A couple of months ago, Marie and I had the pleasure of meeting the founder of Tin Drum Asiacafe, Steven Chan, after admiring his work from afar for a few years. We got to talking about food in Atlanta, and the authenticity – or lack thereof – of Chinese cuisine in America (see my recent story about the book Chop Suey, USA for more on that subject), and he invited us to join him and his wife for dim sum at what he contends is the best and most authentic dim sum restaurant in the Atlanta area. Marie sadly wasn’t able to make it in the end owing to a work commitment, but Bella Vivere joined us at Great Wall Supermarket one Saturday last month.
Several very large national chains have pulled out of the Pleasant Hill Road corridor in Duluth over the last decade – not that it’s improved traffic any – and left huge spaces behind. Target is one of these, and you can’t miss it. Just look for the abandoned Rio Bravo right on the street, whose property is so overgrown with weeds and trees that it looks like a chunk of rain forest on the side of the road. Behind that is Great Wall, a supermarket with six locations in the United States that is geared toward shoppers from China, Vietnam, and other Asian nations. The owners have used the old Target space incredibly well. There’s a food court that runs the depth of the store on the left as guests enter, and the back wall is a very long meat market. Along with the fresh fish available, they also sell turtles for consumption here. I’ve never seen that before.
Running along the left wall, there are five restaurants: Yummy Garden, Ping’s Place, Humble House, Chatime (I believe that this is the only Atlanta location for this very large chain, headquartered in Taiwan), and our destination, Best BBQ, in the far corner.

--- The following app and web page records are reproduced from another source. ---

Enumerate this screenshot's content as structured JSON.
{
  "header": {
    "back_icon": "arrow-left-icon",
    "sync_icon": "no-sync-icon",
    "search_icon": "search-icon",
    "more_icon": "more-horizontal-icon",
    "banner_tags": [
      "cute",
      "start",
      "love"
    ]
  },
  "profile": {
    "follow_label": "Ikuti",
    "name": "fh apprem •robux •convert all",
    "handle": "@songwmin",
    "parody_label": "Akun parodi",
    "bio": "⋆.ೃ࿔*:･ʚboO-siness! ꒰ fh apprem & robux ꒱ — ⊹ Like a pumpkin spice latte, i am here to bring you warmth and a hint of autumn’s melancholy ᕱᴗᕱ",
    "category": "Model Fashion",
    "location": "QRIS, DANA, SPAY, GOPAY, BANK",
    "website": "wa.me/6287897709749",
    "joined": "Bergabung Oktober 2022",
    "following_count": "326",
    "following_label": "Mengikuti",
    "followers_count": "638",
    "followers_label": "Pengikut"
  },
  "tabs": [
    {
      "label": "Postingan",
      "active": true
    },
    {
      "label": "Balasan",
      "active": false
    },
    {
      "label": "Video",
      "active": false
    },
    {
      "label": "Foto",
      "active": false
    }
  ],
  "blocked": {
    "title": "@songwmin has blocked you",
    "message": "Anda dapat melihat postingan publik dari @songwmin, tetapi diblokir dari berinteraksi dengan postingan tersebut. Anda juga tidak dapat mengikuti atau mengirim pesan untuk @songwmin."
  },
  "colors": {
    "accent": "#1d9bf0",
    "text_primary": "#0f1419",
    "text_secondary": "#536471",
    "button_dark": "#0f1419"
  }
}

Steven and his wife Sylvia treated us to a really terrific, senses-stunning meal here. We got a lot of food for under forty bucks. Many of the treats were not familiar to me. I enjoyed the beef meatballs the best, with some Shiu Mai pork dumplings a close second. Some of the flavors were bewildering and charming at the same time. I was surprised that one of the dumplings had a sweet flavor, and Sylvia told us that one was traditionally prepared with a little tapioca. Well, hush my mouth.
Steven told us that in southern China, you’ll frequently see retirees spending all of a late morning and early afternoon at a dim sum restaurant, slowly eating one small plate at a time while taking hours to read a newspaper. I picture that scene as a little less frantic than what goes on at Great Wall, especially since, in China, the retirees will frequently bring their pet bird with them in a little wooden cage and hang it with many others from rods in the restaurant’s ceilings! There’s no space for birds at Great Wall, and no space for the omnipresent carts that the dim sum places we’re used to in Atlanta (like Canton House on Buford Highway) will roll food throughout the floor. Here, you order from a picture menu at the register and wait to hear your number called out.
If you’re interested in giving the dim sum at Best BBQ a try, definitely plan to come for lunch, since all the food is prepared early and you will want to get it when it is fresh. Be prepared to wait for a table if you arrive after noon on the weekend, and be prepared to give up your table within seconds of your last nibble. The regulars are very polite, but they’re in a hurry, you know. Definitely plan to do some shopping in Great Wall, and don’t leave without a stop at Chatime for a sweet treat to go. Their banana milk tea is excellent.
You can see all the restaurants that we have visited for our blog on this map, with links back to the original blog posts. It’s a terrific resource for anybody planning a road trip through the southeast!